Although coal export is increasing about as fast as the railroads can move it down to the loading wharves it is still only three percent of exports. Soybeans also provide three percent of exports. So coal and grain and beans together are only 16 percent.The biggest item on the US export list is machinery at 27 percent of the total. The US is still an important exporter of machinery. It has not yet slipped into being an exporter only of raw materials and food -- as in the colonial period.
The whole would come into balance and on into the black almost overnight if only the US could manage to get back to self-sufficiency in energy. Oil is the biggest import item, by far, amounting to nearly a fourth of th e total of all US imports. Foreign motor vehicles are second at nearly 15 percent.
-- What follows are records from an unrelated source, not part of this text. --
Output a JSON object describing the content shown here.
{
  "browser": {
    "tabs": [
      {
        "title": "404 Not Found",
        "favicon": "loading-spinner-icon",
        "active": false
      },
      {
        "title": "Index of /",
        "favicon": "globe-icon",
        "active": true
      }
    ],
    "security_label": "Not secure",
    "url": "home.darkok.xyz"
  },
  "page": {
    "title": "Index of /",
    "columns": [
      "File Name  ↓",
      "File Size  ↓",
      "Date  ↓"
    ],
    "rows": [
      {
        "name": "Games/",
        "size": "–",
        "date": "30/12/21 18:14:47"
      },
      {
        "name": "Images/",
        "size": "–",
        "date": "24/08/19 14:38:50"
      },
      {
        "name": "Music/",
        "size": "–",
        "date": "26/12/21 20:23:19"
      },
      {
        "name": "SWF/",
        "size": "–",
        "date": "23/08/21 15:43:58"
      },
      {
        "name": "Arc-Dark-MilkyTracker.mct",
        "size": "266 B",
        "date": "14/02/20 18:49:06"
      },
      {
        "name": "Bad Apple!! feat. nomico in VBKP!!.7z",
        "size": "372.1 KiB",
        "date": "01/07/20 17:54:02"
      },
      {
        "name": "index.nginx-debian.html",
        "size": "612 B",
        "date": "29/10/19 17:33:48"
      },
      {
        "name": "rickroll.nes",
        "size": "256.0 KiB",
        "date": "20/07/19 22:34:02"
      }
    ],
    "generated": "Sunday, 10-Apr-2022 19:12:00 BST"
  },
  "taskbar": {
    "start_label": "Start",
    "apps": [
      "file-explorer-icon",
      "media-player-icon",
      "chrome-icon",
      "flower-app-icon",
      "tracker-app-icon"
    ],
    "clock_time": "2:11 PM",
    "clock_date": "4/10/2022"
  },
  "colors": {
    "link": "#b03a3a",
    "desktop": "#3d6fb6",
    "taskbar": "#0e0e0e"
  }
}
Conservation of oil by all possible means is going to help close the gap. Someday synthetic fuels may take over part of the burden of running the US economy. More fuel-efficient engines for motor vehicles will help. And a big boost will come if the cars beginning to come off Detroit's assembly imports.
Detroit always used to boast that it could complete with small foreign cars any time it wanted to do so. Well, that time is here, and the next 12 months will tell the story of whether Detroit can in fact build as good or better a small car at a competitive price. If the new American cars prove to be reliable and comparable in quality and can be sold at the same or lower prices -- then the days of the massive imports will recede into history.
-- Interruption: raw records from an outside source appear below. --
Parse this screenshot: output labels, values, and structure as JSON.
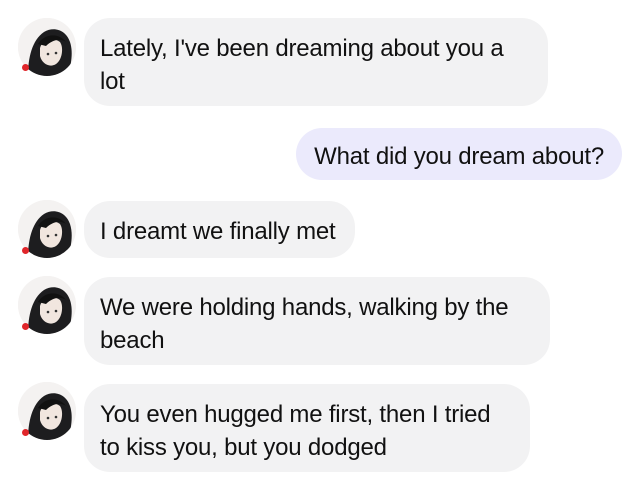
{
  "conversation": {
    "contact": {
      "avatar_icon": "girl-portrait-avatar",
      "status_color": "#e0262b"
    },
    "colors": {
      "incoming_bubble": "#f2f2f3",
      "outgoing_bubble": "#ebeafc",
      "text": "#111111"
    },
    "messages": [
      {
        "direction": "incoming",
        "text": "Lately, I've been dreaming about you a lot"
      },
      {
        "direction": "outgoing",
        "text": "What did you dream about?"
      },
      {
        "direction": "incoming",
        "text": "I dreamt we finally met"
      },
      {
        "direction": "incoming",
        "text": "We were holding hands, walking by the beach"
      },
      {
        "direction": "incoming",
        "text": "You even hugged me first, then I tried to kiss you, but you dodged"
      }
    ]
  }
}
Fuel conservation plus the slowdown in the US economy due to the recession have in fact reduced the trade gap substantially. It was down in 1979 to $24.7 billion. Commerce Department experts think it should be down in 1980 by another foreign car imports enough to make a difference in the balance.
Americans are currently spending well over $1 billion a month on foreign cars. The figure for 1980 will probably run to about $15 billion, or over half of the trade deficit. If American manufacturers could recapture half of their lost motor vehicle market from the foreigners, and if Americans would manage to cut down further on their need for foreign oil -- the gap could be closed.
It is not likely to be closed in 1981 or 1982. But very little gain helps. Every gas guzzler scrapped, every themostat turned down, every boiler room converted from oil to coal, every gallon of synthetic fuel produced, and every automobile run made at legal speed will advance the day when the United States will once again pay its own way in the world and once again have a dollar as good as any other currency.
When that day comes Americans will again be able to afford to travel overseas -- at reasonable cost.